Notice my use of the word "perceived." The truth is that these walls only offer an illusion of protection. I experience all of the painful things I'm avoiding whether or not I have walls in place. The walls keep me disconnected, however, from Truth and Light, and I don't find one single, actual benefit of hanging on to these walls. Do you?
When I messaged with Janet later, she adamantly encouraged me: " You MUST share your gifts and step outside your comfort zone or you are depriving the world of something gorgeous."
And that is true of all of us. We each have something gorgeous that the world is waiting for us to offer. Did you know that all of creation is actually groaning in anticipation for God's children to shine?
Shining brightly is generally a journey of stepping outside of my walls which feels very, very uncomfortable most of the time.

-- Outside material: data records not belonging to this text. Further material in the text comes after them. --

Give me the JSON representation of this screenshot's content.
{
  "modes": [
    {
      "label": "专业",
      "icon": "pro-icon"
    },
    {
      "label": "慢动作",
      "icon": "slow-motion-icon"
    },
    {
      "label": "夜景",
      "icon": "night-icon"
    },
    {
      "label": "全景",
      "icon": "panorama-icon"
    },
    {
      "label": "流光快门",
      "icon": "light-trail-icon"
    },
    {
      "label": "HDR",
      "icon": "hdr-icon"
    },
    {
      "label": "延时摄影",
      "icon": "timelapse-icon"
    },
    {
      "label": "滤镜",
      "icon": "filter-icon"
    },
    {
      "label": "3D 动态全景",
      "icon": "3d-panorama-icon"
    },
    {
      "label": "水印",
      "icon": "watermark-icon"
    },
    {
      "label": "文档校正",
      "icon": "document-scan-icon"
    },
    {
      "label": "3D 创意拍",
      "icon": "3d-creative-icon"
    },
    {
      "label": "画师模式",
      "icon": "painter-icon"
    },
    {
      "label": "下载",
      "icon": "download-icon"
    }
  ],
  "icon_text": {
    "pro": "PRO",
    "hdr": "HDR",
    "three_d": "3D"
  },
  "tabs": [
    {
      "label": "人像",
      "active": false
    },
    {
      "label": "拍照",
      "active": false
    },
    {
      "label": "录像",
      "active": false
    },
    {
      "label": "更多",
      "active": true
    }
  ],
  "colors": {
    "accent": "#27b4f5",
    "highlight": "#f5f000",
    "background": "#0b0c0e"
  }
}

My body reacts with feelings of distress that I'm learning to respond to with love and gentleness (as opposed to shame and condemnation which only drives the walls up higher), reminding myself that I'm actually not in imminent danger because uncomfortable does not equal unsafe.
In the midst of the distress, I'm inviting Truth to come take the place of my defenses. I'm realizing that, while I may… no… WILL experience the pain of loss, rejection, abandonment, and betrayal on this journey, I'd rather learn to walk through it to the other side where extraordinary gifts are waiting to be received rather than pretending I can somehow be protected from pain by staying behind the walls.
I left that meeting not getting the full benefit of the love that was in the room. Thankfully, I'll get plenty of opportunities to do it over and make a different choice. I'm sure I'll be taking baby steps, but I think the journey through discomfort and even pain is way worth the value gained by showing up free of walls of self-protection.
By the way, I did go home and set up meetings via email with three of the ladies from that meeting. I'd say that's a step in the right direction, and with Truth standing in the place my walls once were, I'm anticipating some really beautiful interactions now and on into the future.
What about you? What wall of self-protection is no longer serving you well? Can you let it go?
I am passionate about helping people to become all they are created to be, leaving behind old patterns of thinking, of eating, of feeling, to embrace the life they are meant to live. If you’d like me to walk with you on this journey, contact me at firstname.lastname@example.org and let’s discuss a plan that works best for you.